stated he gave great weight to. In this evaluation, Dr. Wang stated that Plaintiff had no obvious
symptoms during treatment sessions, and wrote: “Not sure [patient] should be declared
disability. [sic] [Patient] seems to dramatize [symptoms] quite a lot when this paper is brought
up. R/O Malingering.” (Tr. 430.)
The ALJ next reviewed the evidence from Dr. Perdomo, who conducted a consultative
psychiatric examination. The ALJ stated that, while Dr. Perdomo had found that Plaintiff’s
psychiatric condition would affect her ability to function at a job, he gave this report little
weight, as it was based on a one-time examination.
The ALJ next reviewed the evidence from the two agency psychological consultants.
The ALJ stated that both consultants had opined that Plaintiff was able to understand and follow
simple directions, maintain concentration, pace, and persistence for at least two hours, and adapt
to changes in work-like settings. The ALJ stated that he gave these assessments considerable
Last, the ALJ reviewed the evidence from Dr. Sandoval, the most recent treating
psychiatrist. The ALJ observed that Dr. Sandoval had made no assessment of Plaintiff’s ability
As to non-exertional impairments, the ALJ concluded that Plaintiff was limited to simple,
routine and repetitive tasks with only occasional interaction with the public, and she needs to be
allowed to be off task 5% of the workday due to impaired attention.
As stated, this Court must affirm the ALJ’s determination if it is supported by substantial
evidence. The record shows that the ALJ’s residual functional capacity determination is
supported by treating psychiatrist Dr. Wang’s evaluation, and the evaluations of the two state
agency reviewers. This Court finds that these constitute substantial evidence supporting the
residual functional capacity determination.
Plaintiff’s brief makes much of the fact that the record contains what appears to be
conflicting medical opinions, and points to the evidence which, she contends, does not support
the ALJ’s determination. Because this Court reviews the step four residual functional capacity
determination under the substantial evidence standard, Plaintiff bears the burden, when
appealing the residual functional capacity determination, of showing that the ALJ’s decision was
not supported by substantial evidence. Plaintiff has not done so, but has only argued that the
ALJ should have weighed the evidence differently. Plaintiff's challenges to the ALJ’s weighting
of the evidence ask this Court to re-weigh the evidence, which it may not do: “Neither the
district court nor this court is empowered to weigh the evidence or substitute its conclusions for

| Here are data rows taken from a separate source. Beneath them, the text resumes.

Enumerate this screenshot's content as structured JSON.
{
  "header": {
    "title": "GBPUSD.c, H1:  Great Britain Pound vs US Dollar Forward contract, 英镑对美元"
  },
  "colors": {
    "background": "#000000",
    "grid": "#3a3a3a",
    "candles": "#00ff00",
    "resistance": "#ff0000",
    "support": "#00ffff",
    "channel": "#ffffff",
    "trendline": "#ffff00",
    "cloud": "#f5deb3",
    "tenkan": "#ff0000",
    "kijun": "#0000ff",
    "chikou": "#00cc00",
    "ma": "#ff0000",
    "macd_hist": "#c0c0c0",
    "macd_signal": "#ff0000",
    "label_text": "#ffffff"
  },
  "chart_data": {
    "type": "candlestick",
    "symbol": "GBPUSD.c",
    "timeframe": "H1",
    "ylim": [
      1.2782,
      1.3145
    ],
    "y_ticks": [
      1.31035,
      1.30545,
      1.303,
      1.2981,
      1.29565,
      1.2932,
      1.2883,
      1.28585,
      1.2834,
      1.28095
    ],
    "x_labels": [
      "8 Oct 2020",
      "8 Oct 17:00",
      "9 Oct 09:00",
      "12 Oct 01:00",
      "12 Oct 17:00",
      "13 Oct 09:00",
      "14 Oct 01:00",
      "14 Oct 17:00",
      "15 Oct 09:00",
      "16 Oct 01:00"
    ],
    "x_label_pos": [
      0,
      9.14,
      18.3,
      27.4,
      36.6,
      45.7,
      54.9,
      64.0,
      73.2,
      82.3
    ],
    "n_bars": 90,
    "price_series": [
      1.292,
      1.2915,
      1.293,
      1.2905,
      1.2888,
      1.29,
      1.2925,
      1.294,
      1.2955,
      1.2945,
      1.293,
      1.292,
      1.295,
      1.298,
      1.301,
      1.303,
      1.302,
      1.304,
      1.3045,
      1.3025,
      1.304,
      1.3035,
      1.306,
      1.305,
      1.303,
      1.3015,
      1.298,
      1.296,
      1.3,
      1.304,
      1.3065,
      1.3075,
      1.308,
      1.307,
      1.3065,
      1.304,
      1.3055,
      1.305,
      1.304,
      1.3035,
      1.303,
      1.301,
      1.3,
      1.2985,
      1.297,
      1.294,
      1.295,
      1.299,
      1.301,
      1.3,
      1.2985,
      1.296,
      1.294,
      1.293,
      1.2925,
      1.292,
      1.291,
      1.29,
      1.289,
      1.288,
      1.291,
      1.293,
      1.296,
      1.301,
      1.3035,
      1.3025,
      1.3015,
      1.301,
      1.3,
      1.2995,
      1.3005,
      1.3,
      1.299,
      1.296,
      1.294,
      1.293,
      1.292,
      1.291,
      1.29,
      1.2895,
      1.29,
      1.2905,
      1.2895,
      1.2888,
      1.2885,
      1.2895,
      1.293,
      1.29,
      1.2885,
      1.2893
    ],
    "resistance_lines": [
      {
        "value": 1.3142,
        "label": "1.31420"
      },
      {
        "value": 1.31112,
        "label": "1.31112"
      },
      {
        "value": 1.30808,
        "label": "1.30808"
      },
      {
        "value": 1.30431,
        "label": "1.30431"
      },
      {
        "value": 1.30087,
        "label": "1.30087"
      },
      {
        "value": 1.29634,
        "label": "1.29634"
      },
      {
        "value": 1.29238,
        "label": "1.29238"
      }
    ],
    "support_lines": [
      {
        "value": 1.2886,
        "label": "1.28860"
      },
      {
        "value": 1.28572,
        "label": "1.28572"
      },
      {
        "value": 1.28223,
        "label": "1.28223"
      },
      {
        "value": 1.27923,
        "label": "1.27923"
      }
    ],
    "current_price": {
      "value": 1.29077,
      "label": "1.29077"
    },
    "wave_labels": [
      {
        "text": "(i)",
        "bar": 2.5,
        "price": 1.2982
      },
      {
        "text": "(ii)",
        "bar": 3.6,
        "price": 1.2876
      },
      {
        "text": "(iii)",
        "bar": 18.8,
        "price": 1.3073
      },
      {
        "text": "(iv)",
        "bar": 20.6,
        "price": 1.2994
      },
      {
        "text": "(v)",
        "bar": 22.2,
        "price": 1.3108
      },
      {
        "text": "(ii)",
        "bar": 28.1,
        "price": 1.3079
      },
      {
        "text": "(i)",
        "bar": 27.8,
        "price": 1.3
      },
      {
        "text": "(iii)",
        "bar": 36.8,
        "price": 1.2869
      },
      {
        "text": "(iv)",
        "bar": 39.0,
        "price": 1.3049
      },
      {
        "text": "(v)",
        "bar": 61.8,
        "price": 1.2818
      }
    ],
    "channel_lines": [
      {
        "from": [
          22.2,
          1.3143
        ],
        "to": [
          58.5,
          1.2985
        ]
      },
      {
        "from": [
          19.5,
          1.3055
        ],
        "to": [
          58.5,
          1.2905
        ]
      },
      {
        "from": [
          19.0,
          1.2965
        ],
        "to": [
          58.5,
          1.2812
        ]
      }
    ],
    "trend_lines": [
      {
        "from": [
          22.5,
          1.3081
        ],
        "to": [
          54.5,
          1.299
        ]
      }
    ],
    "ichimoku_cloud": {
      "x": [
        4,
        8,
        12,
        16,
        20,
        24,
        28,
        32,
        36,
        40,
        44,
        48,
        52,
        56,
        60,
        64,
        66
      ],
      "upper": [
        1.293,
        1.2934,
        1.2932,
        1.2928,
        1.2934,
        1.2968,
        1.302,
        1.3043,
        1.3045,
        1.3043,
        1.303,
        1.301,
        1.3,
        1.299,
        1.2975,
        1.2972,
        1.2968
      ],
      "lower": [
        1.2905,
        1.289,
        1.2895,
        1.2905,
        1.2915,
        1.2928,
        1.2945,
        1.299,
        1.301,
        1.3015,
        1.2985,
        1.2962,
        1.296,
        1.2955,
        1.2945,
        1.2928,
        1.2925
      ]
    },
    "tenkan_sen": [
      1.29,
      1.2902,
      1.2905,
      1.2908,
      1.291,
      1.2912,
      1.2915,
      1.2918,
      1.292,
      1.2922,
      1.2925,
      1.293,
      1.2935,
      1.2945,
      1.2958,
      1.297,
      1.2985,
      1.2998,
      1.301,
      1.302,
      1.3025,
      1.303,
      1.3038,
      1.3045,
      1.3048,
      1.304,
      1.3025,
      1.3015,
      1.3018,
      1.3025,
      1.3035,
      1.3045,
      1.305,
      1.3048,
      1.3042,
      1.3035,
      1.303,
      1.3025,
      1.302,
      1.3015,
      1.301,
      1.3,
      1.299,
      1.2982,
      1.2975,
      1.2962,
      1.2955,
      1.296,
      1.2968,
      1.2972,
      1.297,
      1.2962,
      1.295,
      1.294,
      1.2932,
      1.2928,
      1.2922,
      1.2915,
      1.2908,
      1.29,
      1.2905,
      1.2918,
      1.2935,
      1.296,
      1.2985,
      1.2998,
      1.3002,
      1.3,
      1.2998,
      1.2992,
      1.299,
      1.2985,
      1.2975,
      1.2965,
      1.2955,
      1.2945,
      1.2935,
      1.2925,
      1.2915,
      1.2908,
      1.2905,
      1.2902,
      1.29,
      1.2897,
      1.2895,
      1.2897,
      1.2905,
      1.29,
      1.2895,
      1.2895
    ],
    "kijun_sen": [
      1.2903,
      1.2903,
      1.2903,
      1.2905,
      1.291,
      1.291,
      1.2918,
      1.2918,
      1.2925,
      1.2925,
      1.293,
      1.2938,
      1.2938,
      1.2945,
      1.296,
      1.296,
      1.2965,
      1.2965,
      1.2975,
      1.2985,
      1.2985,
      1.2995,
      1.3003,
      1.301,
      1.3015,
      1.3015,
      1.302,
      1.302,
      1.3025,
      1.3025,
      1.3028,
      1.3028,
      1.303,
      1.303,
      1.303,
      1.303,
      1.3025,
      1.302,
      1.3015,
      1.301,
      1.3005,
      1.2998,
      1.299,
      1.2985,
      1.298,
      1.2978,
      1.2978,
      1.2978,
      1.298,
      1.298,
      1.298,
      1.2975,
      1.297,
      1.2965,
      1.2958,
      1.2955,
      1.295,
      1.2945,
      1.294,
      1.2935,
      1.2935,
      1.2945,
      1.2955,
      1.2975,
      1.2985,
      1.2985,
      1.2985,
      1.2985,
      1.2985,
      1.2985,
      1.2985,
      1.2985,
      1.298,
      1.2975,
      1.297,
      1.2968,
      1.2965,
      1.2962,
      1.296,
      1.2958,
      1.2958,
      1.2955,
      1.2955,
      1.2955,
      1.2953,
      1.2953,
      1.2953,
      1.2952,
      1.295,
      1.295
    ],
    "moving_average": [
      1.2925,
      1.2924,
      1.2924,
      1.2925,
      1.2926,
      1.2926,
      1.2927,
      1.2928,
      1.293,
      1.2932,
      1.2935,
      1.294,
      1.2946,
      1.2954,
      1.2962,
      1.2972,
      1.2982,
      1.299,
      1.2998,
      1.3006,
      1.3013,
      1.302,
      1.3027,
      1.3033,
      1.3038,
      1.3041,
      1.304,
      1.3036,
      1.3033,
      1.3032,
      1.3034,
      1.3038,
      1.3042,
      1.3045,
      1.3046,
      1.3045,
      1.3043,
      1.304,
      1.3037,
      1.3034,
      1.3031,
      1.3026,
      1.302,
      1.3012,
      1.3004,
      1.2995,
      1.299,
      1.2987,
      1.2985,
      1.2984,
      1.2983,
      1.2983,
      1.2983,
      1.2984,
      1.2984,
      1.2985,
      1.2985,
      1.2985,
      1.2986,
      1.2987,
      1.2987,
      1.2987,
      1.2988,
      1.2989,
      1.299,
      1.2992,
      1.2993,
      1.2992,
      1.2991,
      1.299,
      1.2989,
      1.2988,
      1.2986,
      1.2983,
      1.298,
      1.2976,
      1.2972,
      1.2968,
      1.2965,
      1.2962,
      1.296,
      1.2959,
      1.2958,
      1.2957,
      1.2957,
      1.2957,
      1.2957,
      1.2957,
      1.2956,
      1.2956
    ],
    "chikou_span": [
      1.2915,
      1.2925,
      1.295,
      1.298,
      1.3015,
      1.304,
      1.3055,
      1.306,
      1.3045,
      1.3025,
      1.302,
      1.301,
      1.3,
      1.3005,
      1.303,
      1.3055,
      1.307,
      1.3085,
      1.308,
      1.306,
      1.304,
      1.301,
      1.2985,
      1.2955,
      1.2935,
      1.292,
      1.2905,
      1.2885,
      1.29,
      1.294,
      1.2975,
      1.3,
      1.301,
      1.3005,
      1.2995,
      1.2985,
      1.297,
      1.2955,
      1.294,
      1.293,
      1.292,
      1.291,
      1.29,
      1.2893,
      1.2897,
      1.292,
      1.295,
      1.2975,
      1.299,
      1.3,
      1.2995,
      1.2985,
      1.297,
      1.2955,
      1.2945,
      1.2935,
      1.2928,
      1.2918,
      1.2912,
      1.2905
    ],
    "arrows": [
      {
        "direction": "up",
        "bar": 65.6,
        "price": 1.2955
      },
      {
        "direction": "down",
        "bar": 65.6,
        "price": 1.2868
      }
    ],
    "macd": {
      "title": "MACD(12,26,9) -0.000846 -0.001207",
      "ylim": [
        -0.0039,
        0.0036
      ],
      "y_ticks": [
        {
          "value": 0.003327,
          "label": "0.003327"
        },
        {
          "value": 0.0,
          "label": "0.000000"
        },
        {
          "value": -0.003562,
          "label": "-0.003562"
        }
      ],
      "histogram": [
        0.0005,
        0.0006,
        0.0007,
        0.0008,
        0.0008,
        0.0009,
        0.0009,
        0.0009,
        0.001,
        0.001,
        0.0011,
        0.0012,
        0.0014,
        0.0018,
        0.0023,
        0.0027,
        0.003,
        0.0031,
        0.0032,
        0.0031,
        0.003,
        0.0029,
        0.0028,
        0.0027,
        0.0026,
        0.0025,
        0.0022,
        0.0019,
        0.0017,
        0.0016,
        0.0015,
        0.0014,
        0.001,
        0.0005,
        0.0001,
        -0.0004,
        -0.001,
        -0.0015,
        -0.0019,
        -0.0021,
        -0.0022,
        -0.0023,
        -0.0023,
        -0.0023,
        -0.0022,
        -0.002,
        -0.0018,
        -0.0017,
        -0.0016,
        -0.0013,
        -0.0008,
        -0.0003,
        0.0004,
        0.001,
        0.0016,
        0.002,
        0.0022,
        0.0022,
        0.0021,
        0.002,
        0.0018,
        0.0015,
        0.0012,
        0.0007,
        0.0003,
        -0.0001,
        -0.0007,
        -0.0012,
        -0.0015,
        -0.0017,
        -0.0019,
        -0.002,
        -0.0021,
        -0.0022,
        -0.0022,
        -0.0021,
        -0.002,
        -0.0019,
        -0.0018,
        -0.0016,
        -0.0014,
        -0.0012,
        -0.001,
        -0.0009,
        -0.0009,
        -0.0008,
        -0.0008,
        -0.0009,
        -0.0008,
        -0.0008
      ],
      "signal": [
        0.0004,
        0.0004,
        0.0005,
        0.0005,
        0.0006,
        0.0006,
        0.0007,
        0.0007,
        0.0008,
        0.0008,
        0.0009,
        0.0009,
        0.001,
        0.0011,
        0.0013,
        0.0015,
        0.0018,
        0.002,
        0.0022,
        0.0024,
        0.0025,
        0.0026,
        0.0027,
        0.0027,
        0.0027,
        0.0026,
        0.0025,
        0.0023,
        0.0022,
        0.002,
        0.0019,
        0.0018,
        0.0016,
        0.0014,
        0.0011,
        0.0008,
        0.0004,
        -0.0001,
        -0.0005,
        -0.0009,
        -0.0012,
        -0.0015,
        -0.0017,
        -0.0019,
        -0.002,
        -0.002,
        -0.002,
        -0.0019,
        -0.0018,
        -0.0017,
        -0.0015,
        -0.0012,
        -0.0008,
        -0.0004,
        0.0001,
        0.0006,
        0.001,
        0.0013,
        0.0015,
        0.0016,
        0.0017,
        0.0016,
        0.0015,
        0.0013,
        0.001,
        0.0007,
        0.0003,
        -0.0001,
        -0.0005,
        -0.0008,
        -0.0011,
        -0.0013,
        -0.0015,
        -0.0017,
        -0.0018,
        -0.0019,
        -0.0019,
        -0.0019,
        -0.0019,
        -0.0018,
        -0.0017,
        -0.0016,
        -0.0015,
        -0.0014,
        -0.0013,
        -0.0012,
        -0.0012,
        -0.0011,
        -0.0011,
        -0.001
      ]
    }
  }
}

those of the fact-finder.” Williams v. Sullivan, 970 F.2d 1178, 1182 (3d Cir. 1992). Plaintiff's
brief does not recognize that this principle is fundamental to Social Security appeals.

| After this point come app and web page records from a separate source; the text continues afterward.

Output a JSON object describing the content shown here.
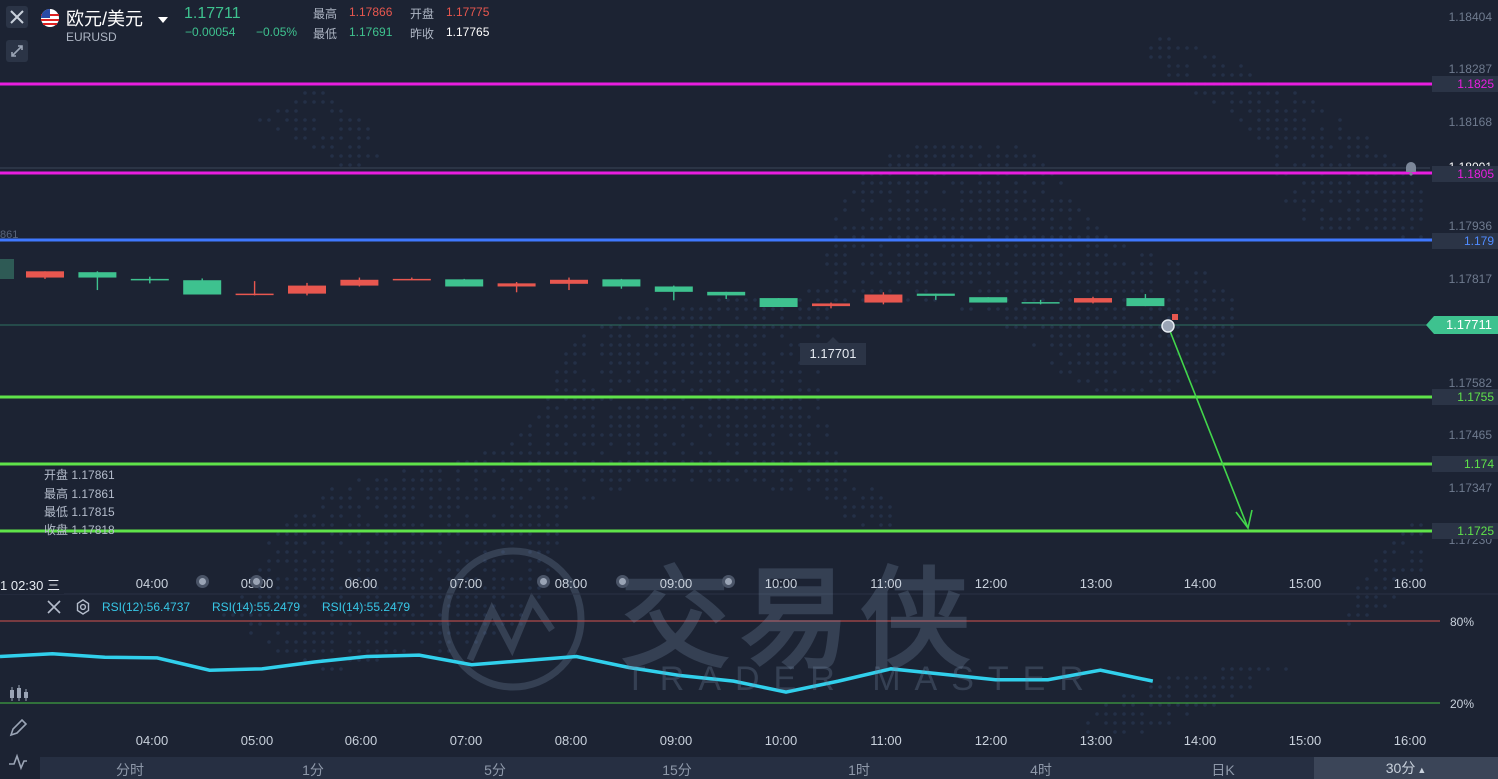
{
  "header": {
    "title": "欧元/美元",
    "symbol": "EURUSD",
    "price": "1.17711",
    "change": "−0.00054",
    "change_pct": "−0.05%",
    "high_label": "最高",
    "high_value": "1.17866",
    "open_label": "开盘",
    "open_value": "1.17775",
    "low_label": "最低",
    "low_value": "1.17691",
    "prev_close_label": "昨收",
    "prev_close_value": "1.17765"
  },
  "price_axis": [
    "1.18404",
    "1.18287",
    "1.18168",
    "1.17936",
    "1.17817",
    "1.17582",
    "1.17465",
    "1.17347",
    "1.17230"
  ],
  "price_axis_overlap": "1.18001",
  "lines": [
    {
      "label": "1.1825",
      "color": "#e91ee0"
    },
    {
      "label": "1.1805",
      "color": "#e91ee0"
    },
    {
      "label": "1.179",
      "color": "#3f78ff"
    },
    {
      "label": "1.1755",
      "color": "#5fe34a"
    },
    {
      "label": "1.174",
      "color": "#5fe34a"
    },
    {
      "label": "1.1725",
      "color": "#5fe34a"
    }
  ],
  "current_price_tag": "1.17711",
  "crosshair_value": "1.17701",
  "left_edge_value": "861",
  "ohlc": {
    "open": "开盘 1.17861",
    "high": "最高 1.17861",
    "low": "最低 1.17815",
    "close": "收盘 1.17818"
  },
  "time_cursor": "1 02:30 三",
  "time_axis": [
    "04:00",
    "05:00",
    "06:00",
    "07:00",
    "08:00",
    "09:00",
    "10:00",
    "11:00",
    "12:00",
    "13:00",
    "14:00",
    "15:00",
    "16:00"
  ],
  "rsi": {
    "rsi12": "RSI(12):56.4737",
    "rsi14a": "RSI(14):55.2479",
    "rsi14b": "RSI(14):55.2479",
    "level_high": "80%",
    "level_low": "20%"
  },
  "periods": [
    "分时",
    "1分",
    "5分",
    "15分",
    "1时",
    "4时",
    "日K",
    "30分"
  ],
  "active_period": "30分",
  "watermark": {
    "cn": "交易侠",
    "en": "TRADER MASTER"
  },
  "colors": {
    "up": "#3ec28f",
    "down": "#e8574f",
    "background": "#1c2333",
    "rsi": "#31d0ec"
  },
  "candles": [
    {
      "o": 1.17832,
      "h": 1.17832,
      "l": 1.17815,
      "c": 1.17818
    },
    {
      "o": 1.17818,
      "h": 1.17832,
      "l": 1.1779,
      "c": 1.1783
    },
    {
      "o": 1.17812,
      "h": 1.1782,
      "l": 1.17805,
      "c": 1.17815
    },
    {
      "o": 1.1778,
      "h": 1.17816,
      "l": 1.1778,
      "c": 1.17812
    },
    {
      "o": 1.17782,
      "h": 1.1781,
      "l": 1.17778,
      "c": 1.17781
    },
    {
      "o": 1.178,
      "h": 1.17806,
      "l": 1.17778,
      "c": 1.17782
    },
    {
      "o": 1.17813,
      "h": 1.17818,
      "l": 1.17798,
      "c": 1.178
    },
    {
      "o": 1.17815,
      "h": 1.17818,
      "l": 1.17813,
      "c": 1.17814
    },
    {
      "o": 1.17798,
      "h": 1.17815,
      "l": 1.17798,
      "c": 1.17814
    },
    {
      "o": 1.17805,
      "h": 1.17808,
      "l": 1.17785,
      "c": 1.17798
    },
    {
      "o": 1.17813,
      "h": 1.17818,
      "l": 1.1779,
      "c": 1.17804
    },
    {
      "o": 1.17798,
      "h": 1.17815,
      "l": 1.17793,
      "c": 1.17814
    },
    {
      "o": 1.17786,
      "h": 1.178,
      "l": 1.17767,
      "c": 1.17798
    },
    {
      "o": 1.17778,
      "h": 1.17786,
      "l": 1.1777,
      "c": 1.17786
    },
    {
      "o": 1.17752,
      "h": 1.17772,
      "l": 1.17752,
      "c": 1.17772
    },
    {
      "o": 1.1776,
      "h": 1.17762,
      "l": 1.17749,
      "c": 1.17754
    },
    {
      "o": 1.1778,
      "h": 1.17785,
      "l": 1.17758,
      "c": 1.17762
    },
    {
      "o": 1.17777,
      "h": 1.17782,
      "l": 1.17768,
      "c": 1.17782
    },
    {
      "o": 1.17762,
      "h": 1.17774,
      "l": 1.17762,
      "c": 1.17774
    },
    {
      "o": 1.17762,
      "h": 1.17768,
      "l": 1.17758,
      "c": 1.17763
    },
    {
      "o": 1.17772,
      "h": 1.17775,
      "l": 1.1776,
      "c": 1.17762
    },
    {
      "o": 1.17754,
      "h": 1.17781,
      "l": 1.17754,
      "c": 1.17772
    }
  ],
  "rsi_values": [
    54,
    56,
    53.5,
    53,
    44,
    45,
    50,
    54,
    55,
    48,
    51,
    54,
    46,
    40,
    36,
    28,
    36,
    45,
    41,
    37,
    37,
    44,
    36
  ]
}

This Court finds that the ALJ’s step four determination is supported by substantial
evidence. Furthermore, the Court makes a few observations. To have a treating psychiatrist
submit an evaluation suggesting that a claimant is a malingerer is extraordinary and, in this

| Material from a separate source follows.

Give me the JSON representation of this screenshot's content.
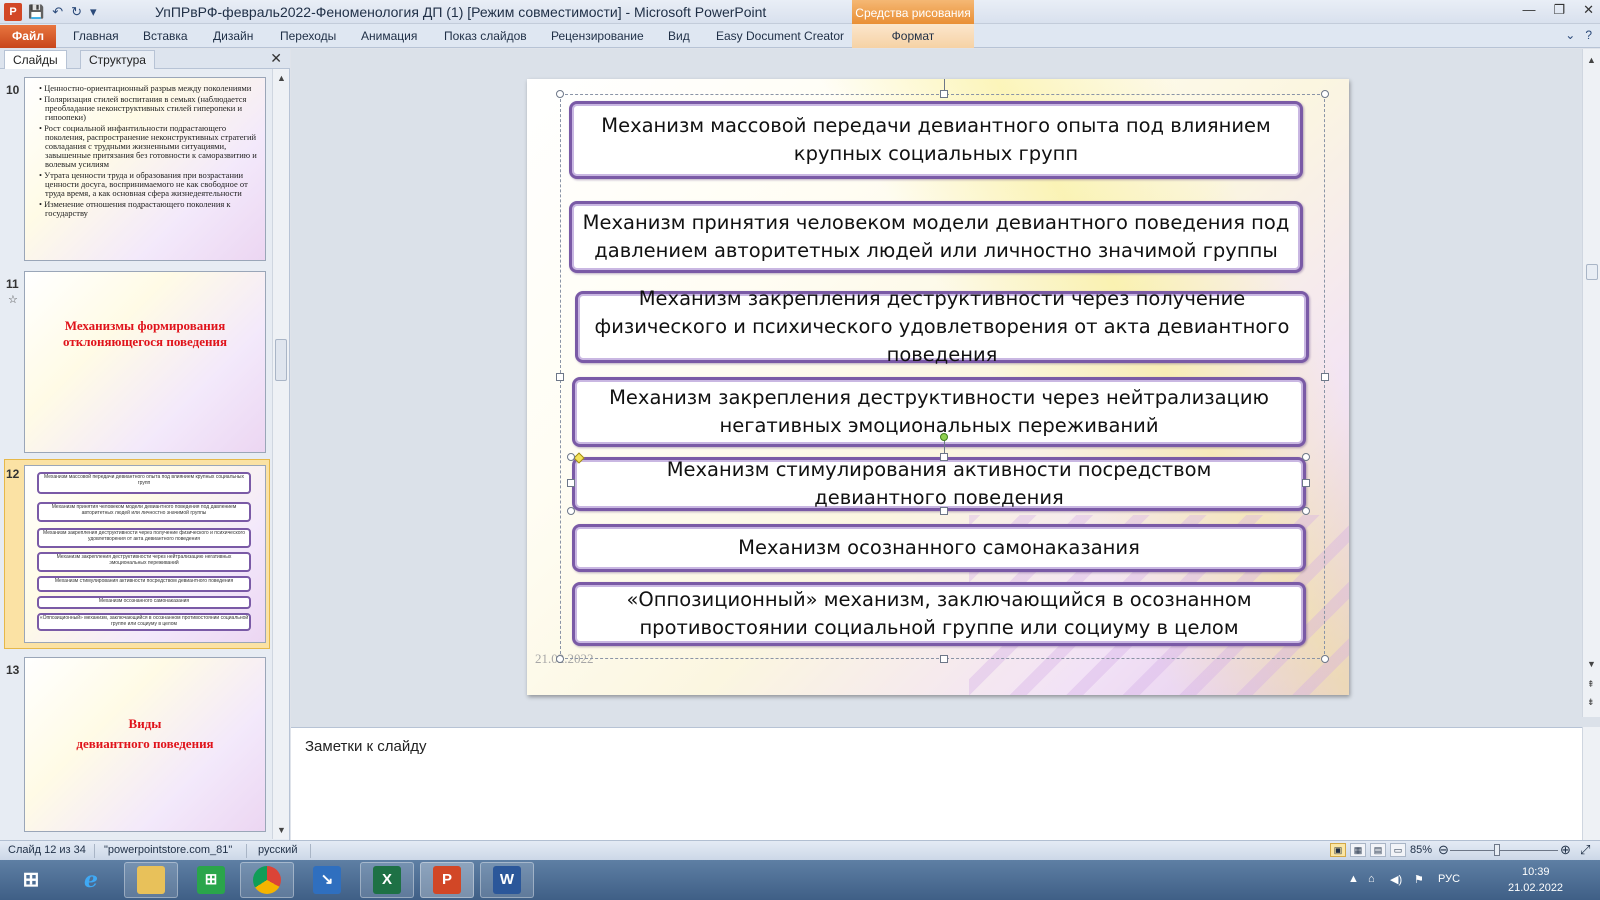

Court’s experience, unprecedented. In addition, the record does not show that any mental health
expert opined that Plaintiff is unable to work. Dr. Sandoval wrote nothing about Plaintiff’s
ability to work, and Dr. Perdomo stated that “[h]er condition is such that it will affect her ability
to function effectively at the job.”1 (Tr. 378.) The ALJ’s residual functional capacity
This statement is so general that it encompasses a wide range of problems, from the
minimal to the most severe.
determination is therefore not in conflict with either Dr. Sandoval’s or Dr. Perdomo’s evaluation.
Plaintiff has not persuaded this Court that the ALJ erred at step four.
Plaintiff has failed to persuade this Court that the ALJ erred in his decision or that she
was harmed by any errors. This Court finds that the Commissioner’s decision is supported by
substantial evidence and is affirmed.
s/ Stanley R. Chesler
STANLEY R. CHESLER, U.S.D.J.
Dated: May 25, 2016
Disclaimer: Justia Dockets & Filings provides public litigation records from the federal appellate and district courts. These filings and docket sheets should not be considered findings of fact or liability, nor do they necessarily reflect the view of Justia.
Why Is My Information Online?